What the task requires =>
Copy out each record that follows exactly, and omit any picture you find.

BEGIN Extracted data

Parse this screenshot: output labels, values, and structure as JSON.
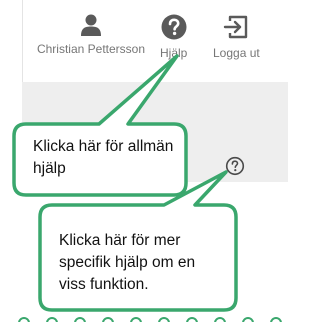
{
  "header": {
    "user_name": "Christian Pettersson",
    "help_label": "Hjälp",
    "logout_label": "Logga ut",
    "icons": {
      "user": "user-icon",
      "help": "help-circle-icon",
      "logout": "logout-icon"
    }
  },
  "content": {
    "context_help_icon": "help-circle-icon"
  },
  "callouts": {
    "general_help_text": "Klicka här för allmän hjälp",
    "specific_help_text": "Klicka här för mer specifik hjälp om en viss funktion."
  },
  "colors": {
    "accent_green": "#3aa76d",
    "icon_dark": "#5a5a5a",
    "label_grey": "#767676",
    "content_grey": "#eeeeee"
  }
}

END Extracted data

Reply to the exercise =>
Parse this screenshot: output labels, values, and structure as JSON.
{
  "header": {
    "user_name": "Christian Pettersson",
    "help_label": "Hjälp",
    "logout_label": "Logga ut",
    "icons": {
      "user": "user-icon",
      "help": "help-circle-icon",
      "logout": "logout-icon"
    }
  },
  "content": {
    "context_help_icon": "help-circle-icon"
  },
  "callouts": {
    "general_help_text": "Klicka här för allmän hjälp",
    "specific_help_text": "Klicka här för mer specifik hjälp om en viss funktion."
  },
  "colors": {
    "accent_green": "#3aa76d",
    "icon_dark": "#5a5a5a",
    "label_grey": "#767676",
    "content_grey": "#eeeeee"
  }
}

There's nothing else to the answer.